But the state Supreme Court, in its ruling two weeks ago, asserted that "although prefatory language may aid a court to determine legislative intent when the operative terms of a provision of law are ambiguous, such language does no control interpretation of the operative terms of that provision."

"Amendment 13's fundamental value provision is devoid of any legislative or judicial mandate: it bestows no rights, imposes no duties, and does not empower the Legislature to take any action," the court added in its decision.

The Committee to Protect Dogs, one of the groups supporting the amendment, accused Hammer and the NRA of "attempts to swiftboat" the push to ban greyhound racing in the state.

"It's clear to me that they know they're going to lose," said Carey Theil, a senior advisor to the group's "Yes on 13" campaign. "They have decided to try and make the campaign about a bunch of things that Amendment 13 doesn't do."

"This was addressed by the Supreme Court nine days ago," he said. "You have the Supreme Court saying, 'No, no, no, that's not true."

The amendment, which was among three upheld by the state Supreme Court earlier this month, is the last to appear on the ballot before voters this year.

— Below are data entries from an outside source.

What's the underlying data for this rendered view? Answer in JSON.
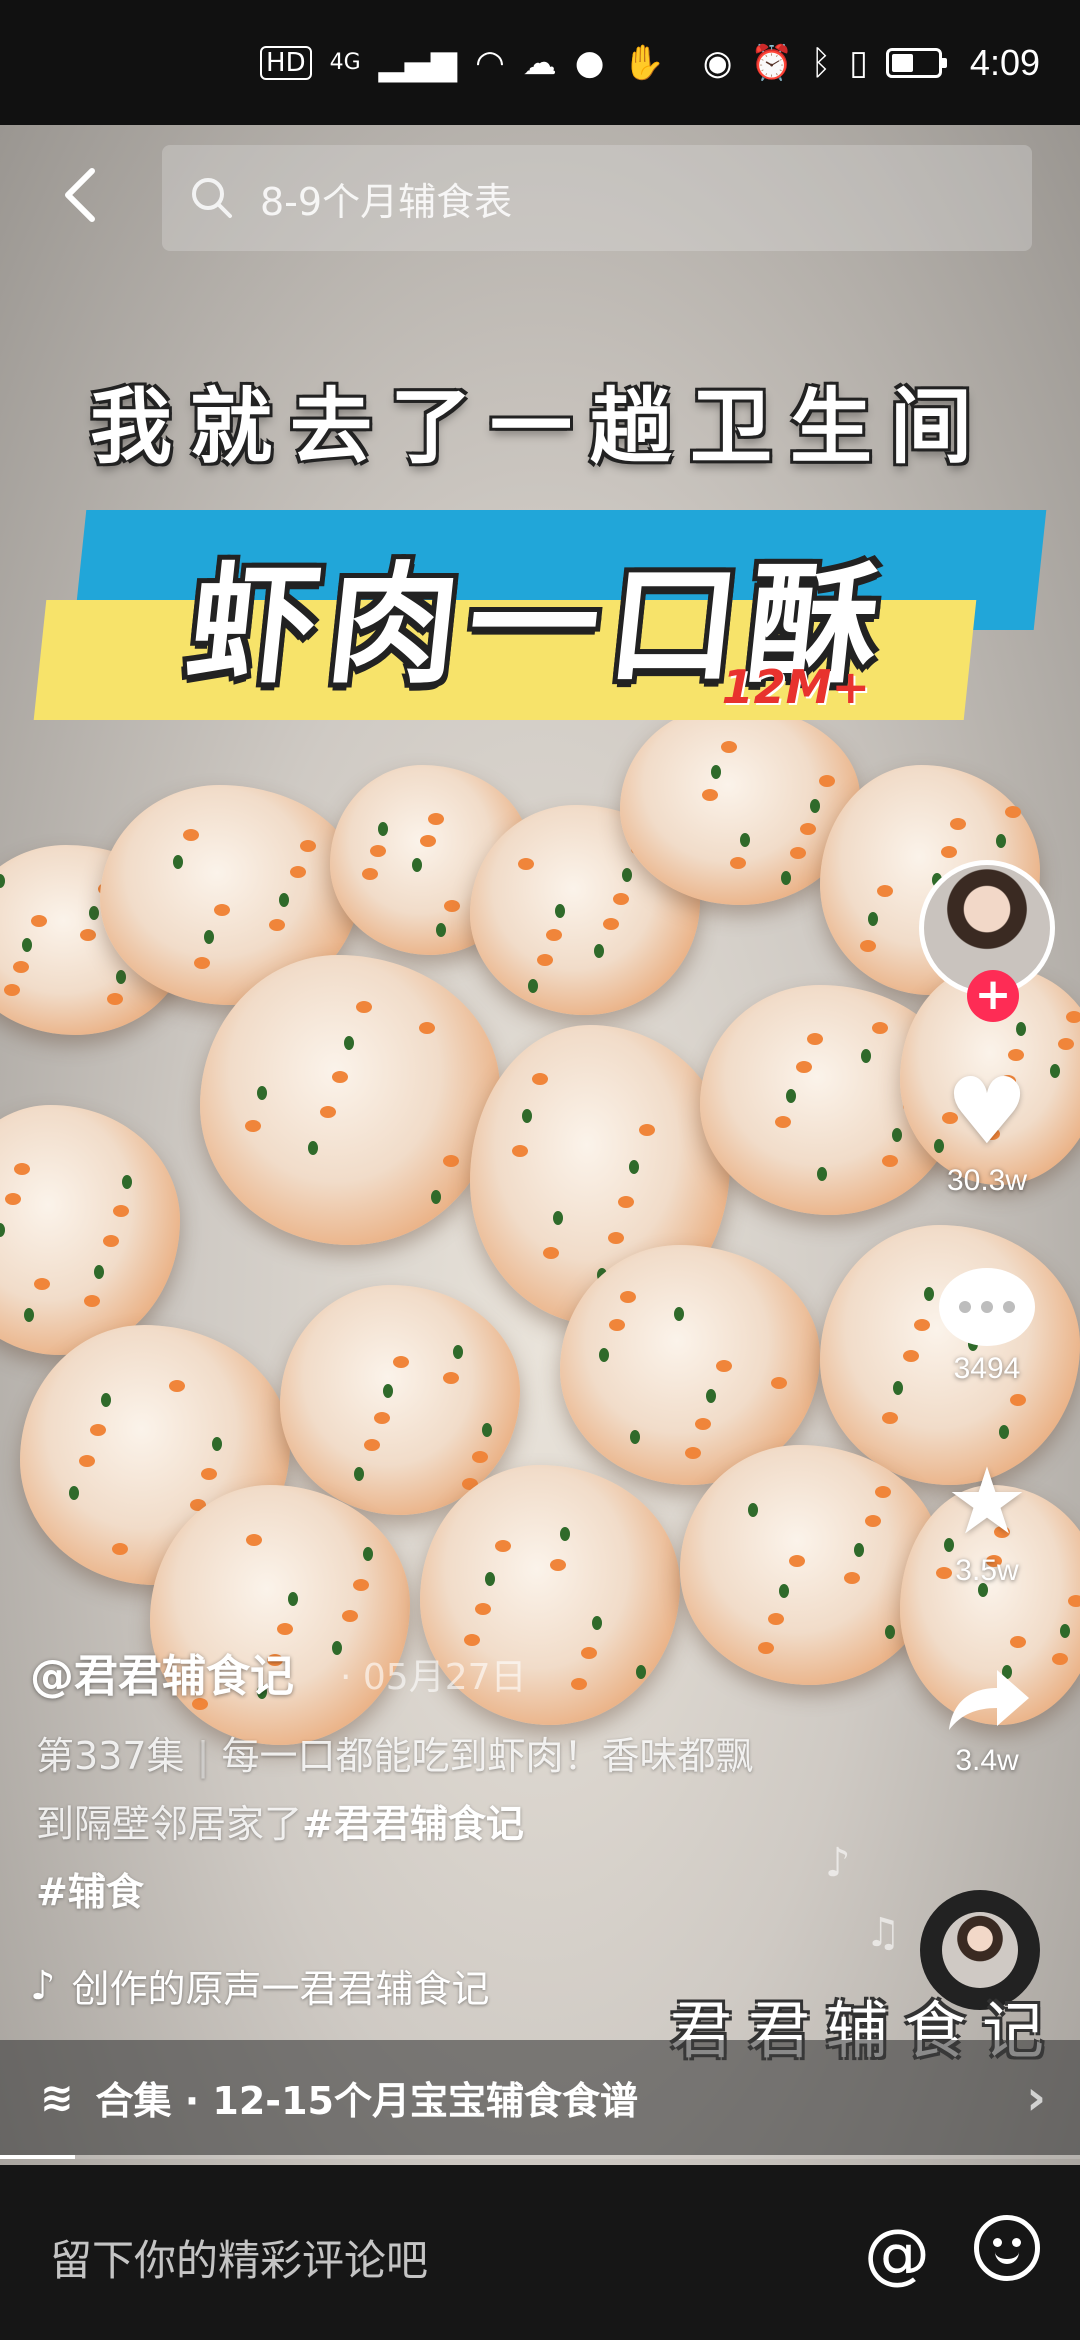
{
  "status_bar": {
    "network_badges": [
      "HD",
      "4G"
    ],
    "time": "4:09"
  },
  "search": {
    "back_icon": "chevron-left-icon",
    "placeholder": "8-9个月辅食表"
  },
  "video_overlay": {
    "caption_top": "我就去了一趟卫生间",
    "title_banner": "虾肉一口酥",
    "tag": "12M+",
    "watermark": "君君辅食记"
  },
  "side_actions": {
    "likes": "30.3w",
    "comments": "3494",
    "favorites": "3.5w",
    "shares": "3.4w"
  },
  "post": {
    "author": "@君君辅食记",
    "date": "· 05月27日",
    "episode": "第337集",
    "desc_text": "每一口都能吃到虾肉！香味都飘到隔壁邻居家了",
    "hashtags": [
      "#君君辅食记",
      "#辅食"
    ],
    "music": "创作的原声一君君辅食记"
  },
  "collection": {
    "label": "合集 · 12-15个月宝宝辅食食谱"
  },
  "comment_bar": {
    "placeholder": "留下你的精彩评论吧",
    "at_label": "@"
  },
  "colors": {
    "follow_red": "#fe2c55",
    "banner_blue": "#21a6d9",
    "banner_yellow": "#f7e36a",
    "tag_red": "#e8322e"
  }
}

To pass, any constitutional amendment requires 60 percent of the vote.